Confused about rent control rules? Here are the top 4 things that apartment hunters need to know about rent controlled apartment life.
What Is Rent Control, Anyway?
The concept of rent control is the result of a variety of U.S. legislative measures passed between the 1920s and 1970s. Rent control means that rent cannot be raised above the limit that was set when the rent control law went into effect. Thus, it acts as a price ceiling for rental properties to ensure that rates are not being raised unfairly. Sometimes landlords are able to raise the rate and remove the controls once the original tenant moves out, but these rules vary from property to property. Generally, rent controlled apartment prices remain the same indefinitely.
The Difference Between Rent Control and Rent Stabilization
Often when renters talk about rent control, the term “rent stabilization” is thrown around quite a bit, too. That’s because in some cities, the two terms mean the same thing. In others, however, rent stabilization means that a landlord can raise or lower the rate of an apartment in between tenants, but not during their stays. The guidelines for these practices may be established yearly by a board rather than individual landlords.
How to Tell If an Apartment Is Rent Controlled
Unfortunately, laws can vary depending on what year the apartment building was constructed and the area it is in. The easiest way to find out is to ask the landlord.

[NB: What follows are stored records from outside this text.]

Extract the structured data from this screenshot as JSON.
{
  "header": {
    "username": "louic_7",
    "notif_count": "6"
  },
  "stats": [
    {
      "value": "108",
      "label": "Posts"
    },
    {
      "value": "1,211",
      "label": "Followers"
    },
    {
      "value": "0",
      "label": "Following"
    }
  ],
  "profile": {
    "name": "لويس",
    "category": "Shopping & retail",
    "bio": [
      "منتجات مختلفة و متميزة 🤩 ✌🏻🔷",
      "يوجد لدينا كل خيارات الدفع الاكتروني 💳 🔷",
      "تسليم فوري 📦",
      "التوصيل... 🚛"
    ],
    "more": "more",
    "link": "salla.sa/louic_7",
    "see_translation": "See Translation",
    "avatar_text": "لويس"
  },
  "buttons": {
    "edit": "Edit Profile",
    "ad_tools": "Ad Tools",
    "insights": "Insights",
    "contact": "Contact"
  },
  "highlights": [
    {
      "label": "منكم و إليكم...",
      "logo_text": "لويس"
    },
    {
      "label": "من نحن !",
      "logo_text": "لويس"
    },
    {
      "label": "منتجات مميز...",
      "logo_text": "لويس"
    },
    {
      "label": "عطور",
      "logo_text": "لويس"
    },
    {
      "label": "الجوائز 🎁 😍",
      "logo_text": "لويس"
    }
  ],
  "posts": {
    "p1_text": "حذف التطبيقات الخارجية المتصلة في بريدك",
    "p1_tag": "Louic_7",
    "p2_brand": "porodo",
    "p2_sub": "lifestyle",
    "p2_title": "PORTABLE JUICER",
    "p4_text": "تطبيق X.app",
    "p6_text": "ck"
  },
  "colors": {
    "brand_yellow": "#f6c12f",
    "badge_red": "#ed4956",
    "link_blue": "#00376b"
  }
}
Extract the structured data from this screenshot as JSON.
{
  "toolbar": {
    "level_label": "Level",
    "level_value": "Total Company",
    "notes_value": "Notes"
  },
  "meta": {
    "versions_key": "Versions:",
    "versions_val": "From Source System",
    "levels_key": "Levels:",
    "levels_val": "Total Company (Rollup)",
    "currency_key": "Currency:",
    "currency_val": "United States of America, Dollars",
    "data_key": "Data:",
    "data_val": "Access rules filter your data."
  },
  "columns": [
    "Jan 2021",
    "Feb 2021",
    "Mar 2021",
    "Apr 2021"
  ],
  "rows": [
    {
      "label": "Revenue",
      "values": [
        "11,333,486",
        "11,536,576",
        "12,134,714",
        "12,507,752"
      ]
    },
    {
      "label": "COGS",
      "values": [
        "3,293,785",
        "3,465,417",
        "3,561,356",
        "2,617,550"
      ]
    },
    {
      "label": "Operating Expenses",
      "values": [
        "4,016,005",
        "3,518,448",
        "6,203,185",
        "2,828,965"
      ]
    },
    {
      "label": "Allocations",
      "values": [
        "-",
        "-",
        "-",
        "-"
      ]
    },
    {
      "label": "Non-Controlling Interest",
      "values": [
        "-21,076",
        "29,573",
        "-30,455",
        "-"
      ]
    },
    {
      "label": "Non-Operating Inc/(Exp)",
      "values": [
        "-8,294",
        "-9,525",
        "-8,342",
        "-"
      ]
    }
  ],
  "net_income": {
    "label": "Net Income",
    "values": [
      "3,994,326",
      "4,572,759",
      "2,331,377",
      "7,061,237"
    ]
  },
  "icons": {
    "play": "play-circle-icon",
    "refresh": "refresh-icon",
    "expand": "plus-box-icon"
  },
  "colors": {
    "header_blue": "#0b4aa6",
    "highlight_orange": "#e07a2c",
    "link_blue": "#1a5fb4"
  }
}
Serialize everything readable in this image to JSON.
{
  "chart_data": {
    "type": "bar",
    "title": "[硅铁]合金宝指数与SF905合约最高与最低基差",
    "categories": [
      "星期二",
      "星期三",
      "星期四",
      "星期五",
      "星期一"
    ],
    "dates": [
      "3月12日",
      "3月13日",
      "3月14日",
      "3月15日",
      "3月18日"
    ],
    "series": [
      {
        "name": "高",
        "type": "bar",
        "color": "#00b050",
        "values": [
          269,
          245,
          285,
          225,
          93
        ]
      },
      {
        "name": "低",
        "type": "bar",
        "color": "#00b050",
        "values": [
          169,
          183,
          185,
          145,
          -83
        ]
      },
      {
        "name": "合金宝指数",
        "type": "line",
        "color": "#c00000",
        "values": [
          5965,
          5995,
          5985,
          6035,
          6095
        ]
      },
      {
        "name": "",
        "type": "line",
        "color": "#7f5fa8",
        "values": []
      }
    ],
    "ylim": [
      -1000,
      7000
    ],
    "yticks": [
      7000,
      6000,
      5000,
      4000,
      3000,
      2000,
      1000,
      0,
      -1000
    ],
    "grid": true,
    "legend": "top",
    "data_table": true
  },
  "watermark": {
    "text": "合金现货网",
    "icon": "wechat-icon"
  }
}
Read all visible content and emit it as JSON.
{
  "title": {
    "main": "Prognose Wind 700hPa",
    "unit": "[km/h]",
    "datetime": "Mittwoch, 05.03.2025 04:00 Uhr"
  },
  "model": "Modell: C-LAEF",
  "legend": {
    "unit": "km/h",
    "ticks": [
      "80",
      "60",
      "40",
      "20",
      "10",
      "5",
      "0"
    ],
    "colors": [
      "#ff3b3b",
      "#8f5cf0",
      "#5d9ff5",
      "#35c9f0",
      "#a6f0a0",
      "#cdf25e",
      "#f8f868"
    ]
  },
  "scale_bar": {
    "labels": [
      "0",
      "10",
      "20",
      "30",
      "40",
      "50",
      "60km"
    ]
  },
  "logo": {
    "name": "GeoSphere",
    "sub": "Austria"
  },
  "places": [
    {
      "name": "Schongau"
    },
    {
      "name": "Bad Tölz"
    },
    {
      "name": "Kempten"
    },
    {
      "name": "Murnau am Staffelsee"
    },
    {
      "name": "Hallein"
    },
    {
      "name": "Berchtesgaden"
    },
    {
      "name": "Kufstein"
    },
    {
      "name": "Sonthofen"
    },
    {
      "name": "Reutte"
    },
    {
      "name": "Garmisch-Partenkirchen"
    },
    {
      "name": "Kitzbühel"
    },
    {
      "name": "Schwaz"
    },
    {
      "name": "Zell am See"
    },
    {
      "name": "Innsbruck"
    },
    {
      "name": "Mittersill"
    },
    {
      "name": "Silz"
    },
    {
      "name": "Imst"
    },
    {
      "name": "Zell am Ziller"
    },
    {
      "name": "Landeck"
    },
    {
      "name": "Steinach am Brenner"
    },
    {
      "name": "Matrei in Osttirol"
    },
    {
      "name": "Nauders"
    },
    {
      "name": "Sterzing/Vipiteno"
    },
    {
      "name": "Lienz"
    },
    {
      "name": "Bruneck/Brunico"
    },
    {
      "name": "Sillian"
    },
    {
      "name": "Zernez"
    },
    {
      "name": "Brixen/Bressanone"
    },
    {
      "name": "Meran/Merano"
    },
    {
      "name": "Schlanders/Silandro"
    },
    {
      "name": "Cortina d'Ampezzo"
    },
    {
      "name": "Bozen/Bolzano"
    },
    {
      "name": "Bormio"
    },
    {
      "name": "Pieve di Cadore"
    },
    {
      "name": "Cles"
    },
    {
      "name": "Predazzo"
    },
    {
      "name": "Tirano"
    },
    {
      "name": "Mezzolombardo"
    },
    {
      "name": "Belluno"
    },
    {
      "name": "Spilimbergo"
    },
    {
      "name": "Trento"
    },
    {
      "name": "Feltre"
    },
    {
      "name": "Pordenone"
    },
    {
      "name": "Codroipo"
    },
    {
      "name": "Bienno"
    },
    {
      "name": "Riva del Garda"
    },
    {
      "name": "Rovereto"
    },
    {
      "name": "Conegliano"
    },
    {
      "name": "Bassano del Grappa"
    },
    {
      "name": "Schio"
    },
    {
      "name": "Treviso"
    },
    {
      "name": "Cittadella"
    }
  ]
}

However, if the landlord is unwilling be straightforward about the rate, check the area’s renting laws and find out.
So You Find a Rent Controlled Apartment. Now What?
If you do find a rent controlled apartment, your first instinct may be sign a lease before anyone else can snatch the unit away. But before you get out that pen, consider the following: Rent controlled apartments are sometimes the victims of poor upkeep. Because the property’s price is capped, and because there are sometimes legal difficulties concerning property improvement, the landlord may have little incentive to mind its upkeep. Additionally, landlords of these apartments may sometimes demand “key money” as a nonrefundable cash deposit. This is illegal in most places. Be sure to ask about additional fees when inquiring about the apartment.
In short, there are both ups and downs to opting for a rent controlled apartment. However, if you do your research beforehand and know the laws, living in your chosen rental unit can be pleasant for both your apartment life and your checkbook.